This is closely linked to the above quality, but distinct in important ways. I begin here with the hot take: all pointing interfaces fail to adequately leverage muscle memory. By “pointing interface” I mean touch screen and mouse interfaces in which the primary interaction is identifying an element and tapping/clicking it with a 2D capable device.

Consider the experience of driving a car. A car is a tool that rapidly becomes “ready to hand” for serious users. And it does so because almost the entire interface is reliant upon muscle memory. Musical instruments benefit from the same. And, I posit, so do some interfaces. Keyboard driven interfaces, scrolling interfaces like the original iPod, and gestural interfaces like many smartphone applications (where you may swipe between states and views) are all interfaces that benefit from muscle memory.

Most pointing interfaces cannot leverage muscle memory because they lacks consistency; the size and position of interactive elements depends on window size and position.

Smartphone applications are the exception that proves the rule - the only tools that feel ready-to-hand on smartphones in my experience are those that place elements in consistent places and (ideally) leverage gestures. A perfect example of this is the phone’s keyboard interface. By positioning itself in exactly the same place every time, you can develop a muscle memory that lets you type accurately without looking (though yes, a physical phone keyboard like that of the iconic Nokia N900 would be more accurate, not to mention just way cooler.)

so where now?

These aren’t all-or-nothing aspects. Some tools require pointing-interfaces, but are still able to be ready-to-hand by leveraging the other aspects. Excalidraw comes to mind, as do some of the top-tier graphical editing interfaces like Photoshop (check out how many professional designers use tablets as input devices though (why? The muscle memory.)

I think that as a designer of tools, our primary responsibility is to understand these aspects of our creations. There are no shortcuts to making tools that feel “ready-to-hand.” But I do think that we can avoid some of the obstacles on our way there, by understanding what affects the feeling of our tools rather than thinking only of their capabilities or their visual design. If you’re seeing low adoption, no love from your users, frustration online about how “clunky” your tools feel, consider their consistency, their alignment with the intent of the user, their capacity for muscle memory.

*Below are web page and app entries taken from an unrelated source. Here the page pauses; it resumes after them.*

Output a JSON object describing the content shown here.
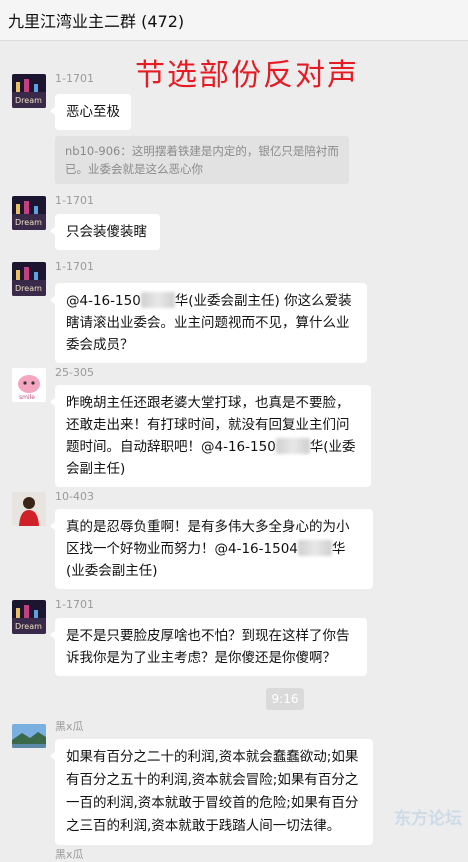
{
  "header": {
    "title": "九里江湾业主二群 (472)"
  },
  "overlay": {
    "text": "节选部份反对声"
  },
  "messages": [
    {
      "name": "1-1701",
      "text": "恶心至极",
      "quote": "nb10-906：这明摆着铁建是内定的，银亿只是陪衬而已。业委会就是这么恶心你"
    },
    {
      "name": "1-1701",
      "text": "只会装傻装瞎"
    },
    {
      "name": "1-1701",
      "part1": "@4-16-150",
      "part2": "华(业委会副主任) 你这么爱装瞎请滚出业委会。业主问题视而不见，算什么业委会成员？"
    },
    {
      "name": "25-305",
      "part1": "昨晚胡主任还跟老婆大堂打球，也真是不要脸，还敢走出来！有打球时间，就没有回复业主们问题时间。自动辞职吧！@4-16-150",
      "part2": "华(业委会副主任)"
    },
    {
      "name": "10-403",
      "part1": "真的是忍辱负重啊！是有多伟大多全身心的为小区找一个好物业而努力！@4-16-1504",
      "part2": "华(业委会副主任)"
    },
    {
      "name": "1-1701",
      "text": "是不是只要脸皮厚啥也不怕？到现在这样了你告诉我你是为了业主考虑？是你傻还是你傻啊？"
    },
    {
      "name": "黑x瓜",
      "text": "如果有百分之二十的利润,资本就会蠢蠢欲动;如果有百分之五十的利润,资本就会冒险;如果有百分之一百的利润,资本就敢于冒绞首的危险;如果有百分之三百的利润,资本就敢于践踏人间一切法律。"
    }
  ],
  "time_divider": "9:16",
  "partial_name": "黑x瓜",
  "watermark": "东方论坛"
}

warning: shameless plug

If you’re working on tooling, and the above is interesting to you, maybe talk to me.